◆ **BRIEF**: Please report each line of the data below that contains "lanes".

◆ **SOURCE MATERIAL**:
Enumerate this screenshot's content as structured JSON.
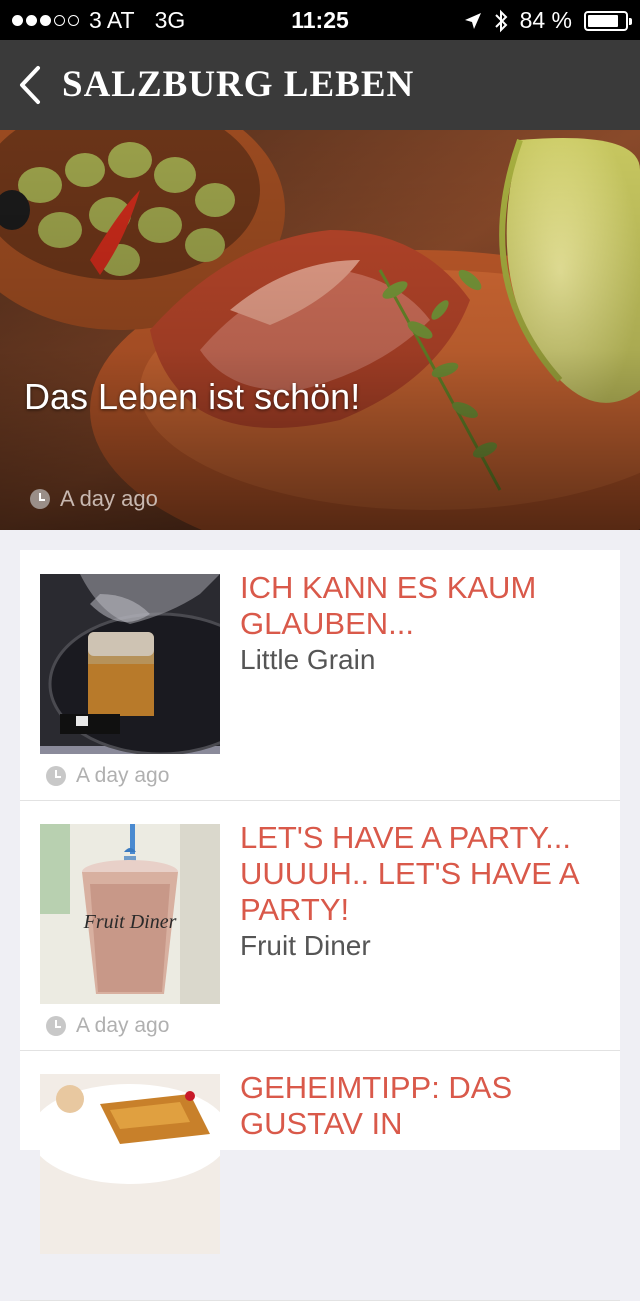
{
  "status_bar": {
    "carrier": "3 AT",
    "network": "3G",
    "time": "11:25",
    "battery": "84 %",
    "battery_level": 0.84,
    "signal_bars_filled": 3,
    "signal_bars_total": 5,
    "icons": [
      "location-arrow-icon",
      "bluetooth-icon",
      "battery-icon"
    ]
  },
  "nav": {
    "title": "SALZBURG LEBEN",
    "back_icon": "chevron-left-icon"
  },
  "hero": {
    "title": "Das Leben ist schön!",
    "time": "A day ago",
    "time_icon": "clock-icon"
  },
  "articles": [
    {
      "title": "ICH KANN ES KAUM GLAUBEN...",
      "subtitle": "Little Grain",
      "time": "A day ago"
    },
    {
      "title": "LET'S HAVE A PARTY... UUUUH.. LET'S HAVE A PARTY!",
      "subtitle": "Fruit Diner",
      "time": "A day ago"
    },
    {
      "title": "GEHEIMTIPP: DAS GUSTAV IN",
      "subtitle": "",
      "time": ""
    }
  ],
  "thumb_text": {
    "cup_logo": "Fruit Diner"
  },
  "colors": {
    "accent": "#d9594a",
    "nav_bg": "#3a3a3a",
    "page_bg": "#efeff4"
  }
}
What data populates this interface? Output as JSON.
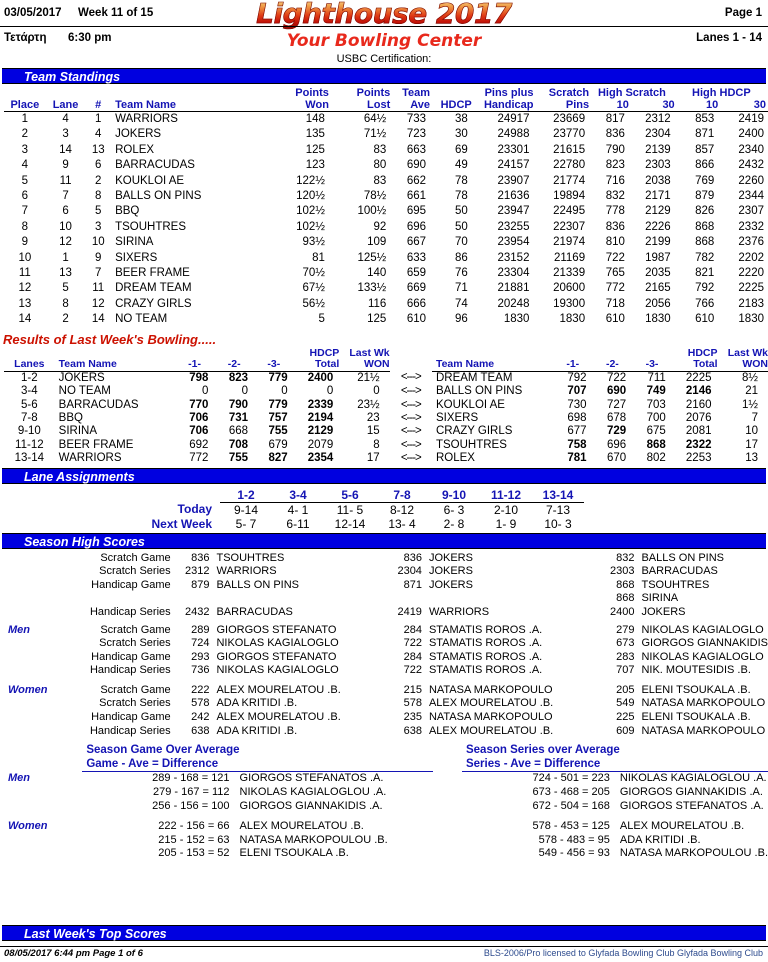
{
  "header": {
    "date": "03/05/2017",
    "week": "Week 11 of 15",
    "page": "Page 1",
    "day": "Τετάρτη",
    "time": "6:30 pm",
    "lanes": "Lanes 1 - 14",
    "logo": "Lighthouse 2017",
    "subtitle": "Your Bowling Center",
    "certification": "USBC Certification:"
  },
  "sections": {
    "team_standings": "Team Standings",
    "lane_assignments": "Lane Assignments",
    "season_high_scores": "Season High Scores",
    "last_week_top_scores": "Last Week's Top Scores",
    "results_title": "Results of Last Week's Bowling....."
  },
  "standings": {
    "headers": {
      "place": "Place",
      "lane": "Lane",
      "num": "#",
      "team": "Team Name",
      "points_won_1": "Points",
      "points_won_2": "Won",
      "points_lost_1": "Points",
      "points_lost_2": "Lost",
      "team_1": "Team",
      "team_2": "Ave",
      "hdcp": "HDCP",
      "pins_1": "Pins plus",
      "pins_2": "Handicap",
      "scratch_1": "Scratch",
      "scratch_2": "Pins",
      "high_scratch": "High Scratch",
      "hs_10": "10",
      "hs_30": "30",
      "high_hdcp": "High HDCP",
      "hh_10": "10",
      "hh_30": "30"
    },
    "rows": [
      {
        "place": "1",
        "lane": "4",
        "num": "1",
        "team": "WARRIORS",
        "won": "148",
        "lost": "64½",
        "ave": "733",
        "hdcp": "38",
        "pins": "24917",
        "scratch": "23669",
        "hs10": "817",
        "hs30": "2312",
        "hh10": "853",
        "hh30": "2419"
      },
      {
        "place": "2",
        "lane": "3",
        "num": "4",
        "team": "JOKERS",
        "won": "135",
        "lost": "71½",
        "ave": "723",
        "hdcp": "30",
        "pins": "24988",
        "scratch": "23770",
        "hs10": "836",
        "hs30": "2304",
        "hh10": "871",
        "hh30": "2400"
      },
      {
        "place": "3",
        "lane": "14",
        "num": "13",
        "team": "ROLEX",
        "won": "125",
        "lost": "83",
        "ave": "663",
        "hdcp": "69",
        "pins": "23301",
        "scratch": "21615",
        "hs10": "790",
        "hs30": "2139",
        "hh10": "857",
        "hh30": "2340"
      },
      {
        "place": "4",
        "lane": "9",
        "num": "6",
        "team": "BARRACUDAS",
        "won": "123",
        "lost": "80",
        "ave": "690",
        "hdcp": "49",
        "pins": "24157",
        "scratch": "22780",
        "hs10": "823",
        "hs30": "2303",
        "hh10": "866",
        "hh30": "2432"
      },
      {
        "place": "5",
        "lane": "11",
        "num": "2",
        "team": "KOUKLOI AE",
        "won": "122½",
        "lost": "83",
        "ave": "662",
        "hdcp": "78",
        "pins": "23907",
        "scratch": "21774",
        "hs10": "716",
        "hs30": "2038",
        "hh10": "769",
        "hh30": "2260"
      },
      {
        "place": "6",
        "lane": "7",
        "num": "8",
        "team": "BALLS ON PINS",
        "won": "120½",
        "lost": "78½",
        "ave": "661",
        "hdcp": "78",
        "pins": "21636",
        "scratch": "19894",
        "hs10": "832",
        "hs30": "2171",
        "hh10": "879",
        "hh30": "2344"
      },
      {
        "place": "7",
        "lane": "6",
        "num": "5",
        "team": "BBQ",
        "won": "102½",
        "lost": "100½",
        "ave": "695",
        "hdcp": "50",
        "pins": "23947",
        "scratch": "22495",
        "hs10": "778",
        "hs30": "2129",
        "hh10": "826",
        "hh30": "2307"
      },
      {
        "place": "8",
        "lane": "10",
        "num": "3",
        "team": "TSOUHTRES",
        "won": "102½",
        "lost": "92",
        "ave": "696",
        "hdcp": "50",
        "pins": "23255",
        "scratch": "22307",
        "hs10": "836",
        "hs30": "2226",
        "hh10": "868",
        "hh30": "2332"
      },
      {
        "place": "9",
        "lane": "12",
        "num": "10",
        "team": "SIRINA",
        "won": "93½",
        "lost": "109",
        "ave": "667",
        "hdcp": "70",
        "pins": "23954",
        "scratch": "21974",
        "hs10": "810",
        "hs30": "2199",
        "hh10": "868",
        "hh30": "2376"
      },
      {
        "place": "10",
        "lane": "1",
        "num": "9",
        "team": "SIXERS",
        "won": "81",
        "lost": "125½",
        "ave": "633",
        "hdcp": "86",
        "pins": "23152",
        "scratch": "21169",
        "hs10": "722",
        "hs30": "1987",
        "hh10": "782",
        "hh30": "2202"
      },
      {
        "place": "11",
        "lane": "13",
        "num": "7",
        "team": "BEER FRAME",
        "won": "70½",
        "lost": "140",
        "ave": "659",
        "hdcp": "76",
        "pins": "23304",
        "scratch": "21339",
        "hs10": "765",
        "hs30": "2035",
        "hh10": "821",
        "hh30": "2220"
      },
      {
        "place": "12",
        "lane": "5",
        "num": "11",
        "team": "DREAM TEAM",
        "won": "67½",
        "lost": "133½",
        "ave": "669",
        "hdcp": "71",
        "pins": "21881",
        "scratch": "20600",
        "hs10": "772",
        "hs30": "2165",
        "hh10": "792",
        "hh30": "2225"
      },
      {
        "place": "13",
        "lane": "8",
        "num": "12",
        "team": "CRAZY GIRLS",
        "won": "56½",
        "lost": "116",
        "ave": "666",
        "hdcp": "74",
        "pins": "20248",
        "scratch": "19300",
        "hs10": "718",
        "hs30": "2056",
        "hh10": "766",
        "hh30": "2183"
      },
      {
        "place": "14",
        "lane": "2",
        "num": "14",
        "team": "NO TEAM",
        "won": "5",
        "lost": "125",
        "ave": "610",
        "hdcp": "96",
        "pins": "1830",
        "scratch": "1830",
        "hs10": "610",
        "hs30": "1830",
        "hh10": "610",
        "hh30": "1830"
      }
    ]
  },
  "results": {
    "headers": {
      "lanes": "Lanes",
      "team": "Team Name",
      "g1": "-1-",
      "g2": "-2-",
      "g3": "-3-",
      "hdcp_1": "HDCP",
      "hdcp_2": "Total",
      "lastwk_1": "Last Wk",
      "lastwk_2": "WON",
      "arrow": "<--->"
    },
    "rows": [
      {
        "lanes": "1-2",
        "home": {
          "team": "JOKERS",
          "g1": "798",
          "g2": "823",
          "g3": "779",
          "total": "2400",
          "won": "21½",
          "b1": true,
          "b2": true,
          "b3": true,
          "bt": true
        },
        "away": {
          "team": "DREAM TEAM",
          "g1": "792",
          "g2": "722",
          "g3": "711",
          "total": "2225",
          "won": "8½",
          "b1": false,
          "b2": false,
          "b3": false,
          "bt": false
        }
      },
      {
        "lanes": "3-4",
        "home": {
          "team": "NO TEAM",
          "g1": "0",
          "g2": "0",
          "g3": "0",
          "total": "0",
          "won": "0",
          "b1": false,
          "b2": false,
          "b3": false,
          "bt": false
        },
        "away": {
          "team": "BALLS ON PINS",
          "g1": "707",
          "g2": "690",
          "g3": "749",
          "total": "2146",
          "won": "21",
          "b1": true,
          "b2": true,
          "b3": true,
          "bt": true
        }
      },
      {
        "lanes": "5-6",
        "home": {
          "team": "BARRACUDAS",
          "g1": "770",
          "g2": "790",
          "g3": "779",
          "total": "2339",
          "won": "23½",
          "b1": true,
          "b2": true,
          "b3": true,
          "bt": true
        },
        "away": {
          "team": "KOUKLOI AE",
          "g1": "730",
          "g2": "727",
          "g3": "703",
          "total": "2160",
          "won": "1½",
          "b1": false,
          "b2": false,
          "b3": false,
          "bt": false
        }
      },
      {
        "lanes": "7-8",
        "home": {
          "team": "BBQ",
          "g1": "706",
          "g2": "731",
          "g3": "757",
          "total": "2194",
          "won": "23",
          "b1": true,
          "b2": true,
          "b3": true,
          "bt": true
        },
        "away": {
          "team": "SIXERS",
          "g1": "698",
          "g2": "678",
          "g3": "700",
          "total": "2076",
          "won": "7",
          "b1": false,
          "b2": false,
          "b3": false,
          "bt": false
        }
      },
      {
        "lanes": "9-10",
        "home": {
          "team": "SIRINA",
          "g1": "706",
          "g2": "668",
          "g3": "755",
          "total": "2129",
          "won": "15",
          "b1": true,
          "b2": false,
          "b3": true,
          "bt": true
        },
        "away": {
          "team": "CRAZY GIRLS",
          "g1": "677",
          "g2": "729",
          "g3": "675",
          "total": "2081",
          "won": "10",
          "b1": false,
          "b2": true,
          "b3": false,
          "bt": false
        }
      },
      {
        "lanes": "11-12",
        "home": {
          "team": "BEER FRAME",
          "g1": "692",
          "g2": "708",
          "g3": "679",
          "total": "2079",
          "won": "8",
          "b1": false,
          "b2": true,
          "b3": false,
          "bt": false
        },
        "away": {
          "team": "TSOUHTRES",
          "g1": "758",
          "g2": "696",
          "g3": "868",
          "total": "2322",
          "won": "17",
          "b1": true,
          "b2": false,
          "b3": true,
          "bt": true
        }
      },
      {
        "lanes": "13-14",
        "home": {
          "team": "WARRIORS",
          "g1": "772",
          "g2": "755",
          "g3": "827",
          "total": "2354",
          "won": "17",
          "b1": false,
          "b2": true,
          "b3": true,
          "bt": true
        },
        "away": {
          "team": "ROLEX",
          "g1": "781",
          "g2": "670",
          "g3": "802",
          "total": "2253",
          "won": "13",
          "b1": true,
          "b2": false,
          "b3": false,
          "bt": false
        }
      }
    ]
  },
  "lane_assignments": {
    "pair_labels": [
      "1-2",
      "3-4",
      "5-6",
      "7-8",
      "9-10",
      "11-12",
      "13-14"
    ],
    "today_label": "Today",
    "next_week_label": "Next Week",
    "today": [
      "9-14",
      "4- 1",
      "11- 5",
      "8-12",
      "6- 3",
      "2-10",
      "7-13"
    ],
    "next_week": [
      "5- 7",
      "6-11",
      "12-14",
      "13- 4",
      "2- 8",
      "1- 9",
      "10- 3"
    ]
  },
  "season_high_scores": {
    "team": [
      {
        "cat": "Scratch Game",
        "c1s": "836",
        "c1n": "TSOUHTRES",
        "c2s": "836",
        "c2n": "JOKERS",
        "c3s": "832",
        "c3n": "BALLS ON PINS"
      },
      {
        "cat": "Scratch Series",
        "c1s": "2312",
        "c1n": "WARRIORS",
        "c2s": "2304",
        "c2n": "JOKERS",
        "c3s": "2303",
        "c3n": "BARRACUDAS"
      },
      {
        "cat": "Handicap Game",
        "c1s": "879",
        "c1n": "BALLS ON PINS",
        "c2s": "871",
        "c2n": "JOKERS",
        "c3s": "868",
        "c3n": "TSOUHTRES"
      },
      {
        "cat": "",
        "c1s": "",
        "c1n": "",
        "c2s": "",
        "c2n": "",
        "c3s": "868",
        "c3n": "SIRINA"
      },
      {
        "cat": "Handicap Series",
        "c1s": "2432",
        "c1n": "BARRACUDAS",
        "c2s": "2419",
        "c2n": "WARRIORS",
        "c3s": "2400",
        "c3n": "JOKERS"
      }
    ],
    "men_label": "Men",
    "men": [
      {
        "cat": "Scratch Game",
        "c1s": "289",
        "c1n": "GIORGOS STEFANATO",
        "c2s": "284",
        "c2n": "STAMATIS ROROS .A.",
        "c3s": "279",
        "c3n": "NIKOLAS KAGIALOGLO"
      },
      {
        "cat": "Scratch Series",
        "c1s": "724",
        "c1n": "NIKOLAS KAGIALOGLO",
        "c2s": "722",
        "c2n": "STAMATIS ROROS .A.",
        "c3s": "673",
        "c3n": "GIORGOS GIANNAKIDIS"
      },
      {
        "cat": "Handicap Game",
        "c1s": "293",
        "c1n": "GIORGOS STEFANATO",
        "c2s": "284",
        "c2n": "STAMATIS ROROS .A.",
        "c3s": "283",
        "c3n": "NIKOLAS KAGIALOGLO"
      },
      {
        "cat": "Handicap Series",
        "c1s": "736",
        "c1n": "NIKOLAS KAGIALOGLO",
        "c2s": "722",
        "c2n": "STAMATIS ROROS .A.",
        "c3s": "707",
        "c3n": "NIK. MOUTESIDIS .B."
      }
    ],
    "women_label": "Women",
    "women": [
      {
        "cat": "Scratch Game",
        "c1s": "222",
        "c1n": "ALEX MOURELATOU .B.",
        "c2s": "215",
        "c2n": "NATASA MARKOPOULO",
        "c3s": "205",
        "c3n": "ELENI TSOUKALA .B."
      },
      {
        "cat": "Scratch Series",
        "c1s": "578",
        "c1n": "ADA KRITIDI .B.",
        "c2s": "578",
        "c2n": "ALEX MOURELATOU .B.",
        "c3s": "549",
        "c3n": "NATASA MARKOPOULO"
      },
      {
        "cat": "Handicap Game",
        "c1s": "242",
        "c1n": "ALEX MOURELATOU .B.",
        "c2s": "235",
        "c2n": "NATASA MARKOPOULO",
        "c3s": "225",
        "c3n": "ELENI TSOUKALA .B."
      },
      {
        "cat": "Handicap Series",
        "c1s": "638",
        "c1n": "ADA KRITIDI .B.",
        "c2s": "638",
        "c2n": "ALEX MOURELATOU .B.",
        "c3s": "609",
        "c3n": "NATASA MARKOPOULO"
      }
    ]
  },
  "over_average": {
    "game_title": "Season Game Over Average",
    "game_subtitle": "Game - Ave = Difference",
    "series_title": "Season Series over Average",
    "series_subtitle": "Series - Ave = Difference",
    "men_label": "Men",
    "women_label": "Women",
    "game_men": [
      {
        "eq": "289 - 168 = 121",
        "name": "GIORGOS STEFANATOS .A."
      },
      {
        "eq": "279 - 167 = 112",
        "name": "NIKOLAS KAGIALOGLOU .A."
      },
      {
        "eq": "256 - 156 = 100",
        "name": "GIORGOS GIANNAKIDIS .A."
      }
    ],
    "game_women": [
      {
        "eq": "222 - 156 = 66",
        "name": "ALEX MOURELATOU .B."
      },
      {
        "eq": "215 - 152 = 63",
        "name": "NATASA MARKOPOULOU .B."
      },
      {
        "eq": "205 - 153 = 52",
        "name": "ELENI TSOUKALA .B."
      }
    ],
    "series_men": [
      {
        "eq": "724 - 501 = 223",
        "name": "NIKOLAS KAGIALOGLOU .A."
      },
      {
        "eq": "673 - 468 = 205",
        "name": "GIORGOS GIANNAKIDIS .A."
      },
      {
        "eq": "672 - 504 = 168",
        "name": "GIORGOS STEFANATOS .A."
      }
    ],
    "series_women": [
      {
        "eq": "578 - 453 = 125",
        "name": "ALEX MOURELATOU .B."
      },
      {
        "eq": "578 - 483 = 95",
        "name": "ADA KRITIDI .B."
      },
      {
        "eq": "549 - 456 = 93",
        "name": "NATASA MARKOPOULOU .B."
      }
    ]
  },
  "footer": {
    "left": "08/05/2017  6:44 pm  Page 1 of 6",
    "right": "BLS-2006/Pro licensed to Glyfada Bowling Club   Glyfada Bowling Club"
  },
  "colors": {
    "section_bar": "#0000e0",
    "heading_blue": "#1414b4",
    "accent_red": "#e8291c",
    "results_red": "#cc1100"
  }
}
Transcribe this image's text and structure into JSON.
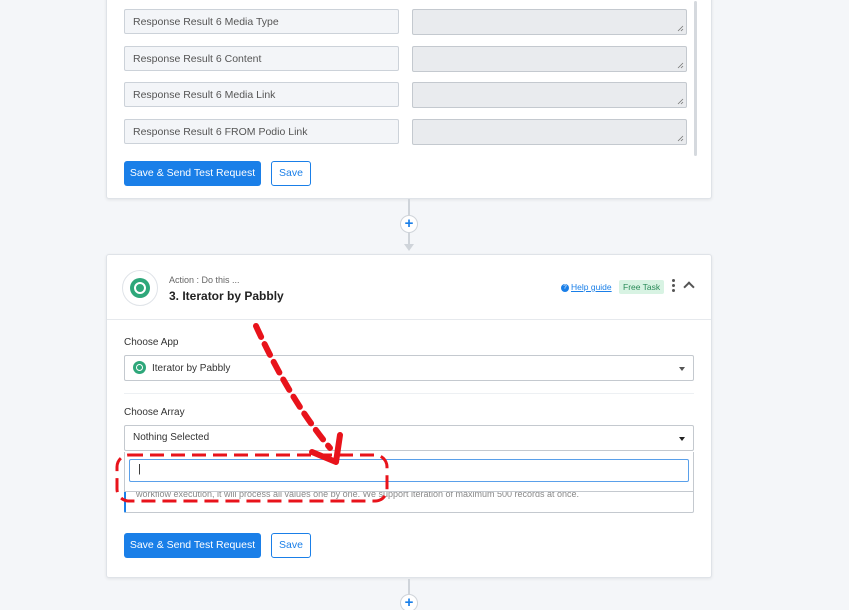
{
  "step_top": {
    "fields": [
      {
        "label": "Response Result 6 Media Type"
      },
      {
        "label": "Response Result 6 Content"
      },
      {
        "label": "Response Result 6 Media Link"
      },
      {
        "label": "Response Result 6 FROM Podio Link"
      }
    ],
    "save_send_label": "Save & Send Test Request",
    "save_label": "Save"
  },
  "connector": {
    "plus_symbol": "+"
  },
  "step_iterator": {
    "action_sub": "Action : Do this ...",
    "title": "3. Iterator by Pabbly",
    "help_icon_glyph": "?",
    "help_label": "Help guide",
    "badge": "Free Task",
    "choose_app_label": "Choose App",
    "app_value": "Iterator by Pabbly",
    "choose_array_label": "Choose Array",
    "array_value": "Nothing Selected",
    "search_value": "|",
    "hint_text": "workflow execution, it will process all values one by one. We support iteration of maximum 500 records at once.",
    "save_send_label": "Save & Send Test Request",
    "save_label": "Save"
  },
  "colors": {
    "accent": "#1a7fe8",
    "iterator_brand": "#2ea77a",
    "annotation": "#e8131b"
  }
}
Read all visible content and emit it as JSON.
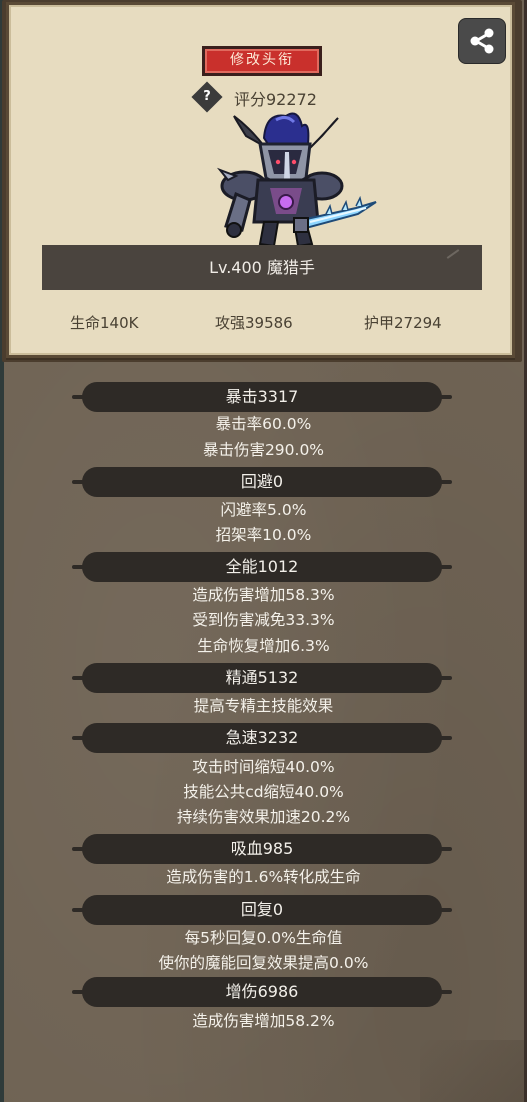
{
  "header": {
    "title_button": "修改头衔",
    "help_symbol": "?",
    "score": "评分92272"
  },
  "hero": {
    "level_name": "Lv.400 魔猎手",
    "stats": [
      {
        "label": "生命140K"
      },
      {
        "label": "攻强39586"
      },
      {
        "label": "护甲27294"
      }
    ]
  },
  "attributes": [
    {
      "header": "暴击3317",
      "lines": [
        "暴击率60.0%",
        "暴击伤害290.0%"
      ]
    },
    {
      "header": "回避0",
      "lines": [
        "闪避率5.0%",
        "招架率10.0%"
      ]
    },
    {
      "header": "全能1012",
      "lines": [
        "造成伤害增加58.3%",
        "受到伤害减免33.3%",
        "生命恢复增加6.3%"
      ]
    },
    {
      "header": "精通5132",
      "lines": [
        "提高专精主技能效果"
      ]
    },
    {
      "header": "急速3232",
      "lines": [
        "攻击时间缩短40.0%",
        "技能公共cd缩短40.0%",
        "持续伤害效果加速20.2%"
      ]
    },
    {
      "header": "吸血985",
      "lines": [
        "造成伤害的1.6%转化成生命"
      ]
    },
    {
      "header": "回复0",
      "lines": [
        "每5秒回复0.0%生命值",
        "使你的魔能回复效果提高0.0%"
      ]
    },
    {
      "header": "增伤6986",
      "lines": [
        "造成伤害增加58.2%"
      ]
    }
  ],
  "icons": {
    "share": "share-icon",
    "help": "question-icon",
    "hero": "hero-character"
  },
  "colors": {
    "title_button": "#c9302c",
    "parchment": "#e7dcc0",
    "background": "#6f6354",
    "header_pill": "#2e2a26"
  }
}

◆ **THE ANSWER**:
    "lanes": "Lanes 1 - 14",
      "lanes": "Lanes",
        "lanes": "1-2",
        "lanes": "3-4",
        "lanes": "5-6",
        "lanes": "7-8",
        "lanes": "9-10",
        "lanes": "11-12",
        "lanes": "13-14",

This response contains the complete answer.